**EXERCISE OBJECTIVE**
Every line of the entries with the word "label" in it should be shown.

**AVAILABLE RECORDS**
^^^^^^^^
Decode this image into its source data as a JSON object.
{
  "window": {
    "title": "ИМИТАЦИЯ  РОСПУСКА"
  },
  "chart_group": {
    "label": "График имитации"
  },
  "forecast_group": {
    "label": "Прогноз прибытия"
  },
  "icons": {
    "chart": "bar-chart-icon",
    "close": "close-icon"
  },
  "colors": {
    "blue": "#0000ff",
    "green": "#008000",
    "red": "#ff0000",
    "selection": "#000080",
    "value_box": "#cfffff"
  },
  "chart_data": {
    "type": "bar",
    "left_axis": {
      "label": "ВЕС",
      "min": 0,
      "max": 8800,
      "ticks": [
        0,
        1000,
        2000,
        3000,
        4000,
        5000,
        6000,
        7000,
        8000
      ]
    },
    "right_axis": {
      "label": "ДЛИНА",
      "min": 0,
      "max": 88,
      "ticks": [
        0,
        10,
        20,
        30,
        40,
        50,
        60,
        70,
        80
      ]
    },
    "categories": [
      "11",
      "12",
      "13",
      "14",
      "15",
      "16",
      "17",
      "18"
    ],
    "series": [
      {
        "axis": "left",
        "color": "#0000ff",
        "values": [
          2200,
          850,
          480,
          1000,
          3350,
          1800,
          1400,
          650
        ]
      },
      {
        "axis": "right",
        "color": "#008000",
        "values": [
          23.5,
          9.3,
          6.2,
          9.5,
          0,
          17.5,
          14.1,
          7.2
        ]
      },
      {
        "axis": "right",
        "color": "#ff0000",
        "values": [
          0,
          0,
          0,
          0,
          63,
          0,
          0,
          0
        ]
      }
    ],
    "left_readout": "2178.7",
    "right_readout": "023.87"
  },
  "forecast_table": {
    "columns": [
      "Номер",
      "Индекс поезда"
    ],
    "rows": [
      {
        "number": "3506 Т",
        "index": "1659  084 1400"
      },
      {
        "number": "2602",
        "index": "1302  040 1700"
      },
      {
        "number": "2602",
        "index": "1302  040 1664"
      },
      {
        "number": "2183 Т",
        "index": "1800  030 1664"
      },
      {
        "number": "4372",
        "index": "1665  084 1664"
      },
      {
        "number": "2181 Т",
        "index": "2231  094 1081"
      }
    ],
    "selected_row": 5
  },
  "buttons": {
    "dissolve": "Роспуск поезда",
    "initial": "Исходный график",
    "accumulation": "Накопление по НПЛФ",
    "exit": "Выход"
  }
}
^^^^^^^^
**ANSWER AREA**
    "label": "График имитации"
    "label": "Прогноз прибытия"
      "label": "ВЕС",
      "label": "ДЛИНА",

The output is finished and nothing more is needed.